- Second Town Wall
- The occupation of Brussels by Flemish troops under Louis of Male, count of Flanders, in 1356 served to awaken officials of the city and the duchy of Brabant to the need for a second town wall. Expansion of the town beyond the first town wall afforded advantages in close-in cover given to attacking armies while technological advances in artillery had made the center of Brussels vulnerable to bombardment. Begun in 1357, immediately following the expulsion of the Flemish, the wall of brick and stone was completed in 1379. The configuration following the pentagon-shaped layout is preserved in the inner ring of boulevards. The wall stretched approximately 7 km (4.5 mi.) and featured 72 defensive towers and seven gates.Defensive works were strengthened in the 1570s and again in the 1670s. The ground in front of the walls was cleared of all buildings, bastions were built to cover the approaches to the porte de Hal, a citadel erected on the heights of Saint-Gilles, and trenchworks dug around sections bordering Koekelberg and Anderlecht. By the late 18th century, the walls had fallen into disrepair, and, in 1782, Emperor Joseph II decreed their dismantling. They disappeared gradually with demolition undertaken beginning with a first phase 1782-1785 and continuing during the French and Dutch regimes.
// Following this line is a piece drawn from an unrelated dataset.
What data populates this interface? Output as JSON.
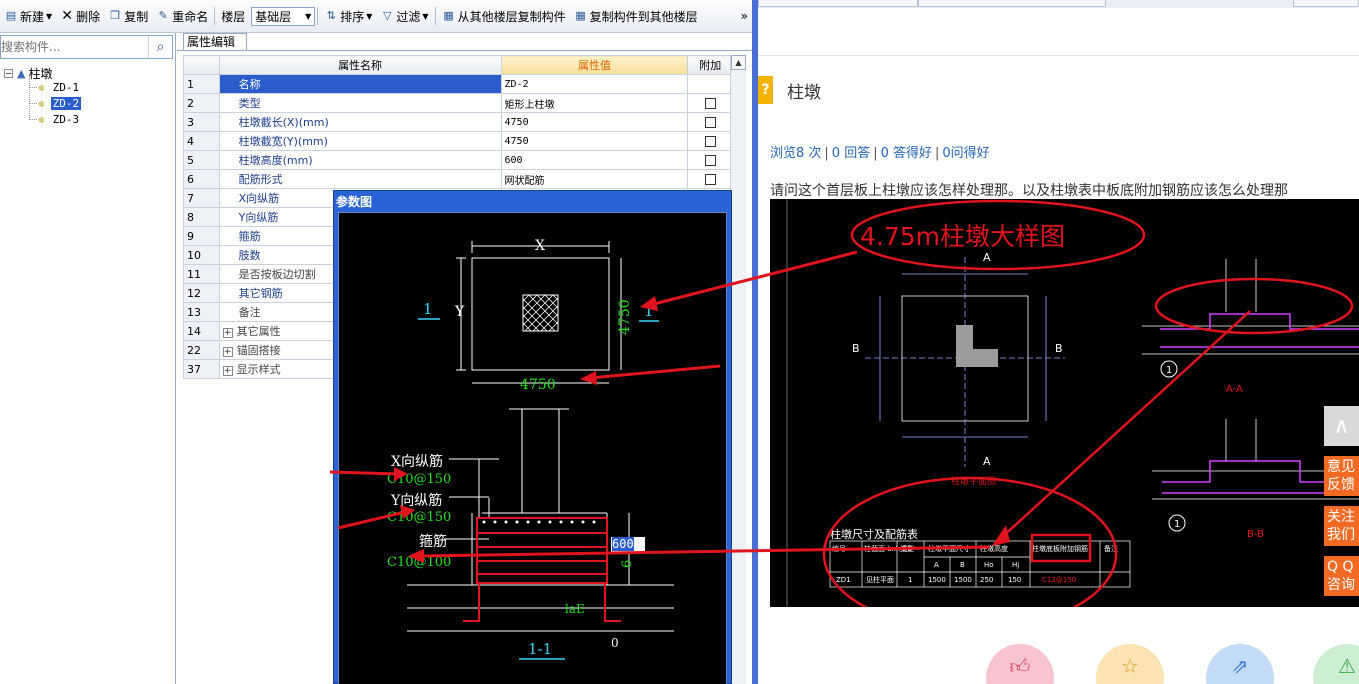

A decree to construct boulevards in their place was issued by Napoléon Bonaparte in 1810.
Historical Dictionary of Brussels. Paul F. State.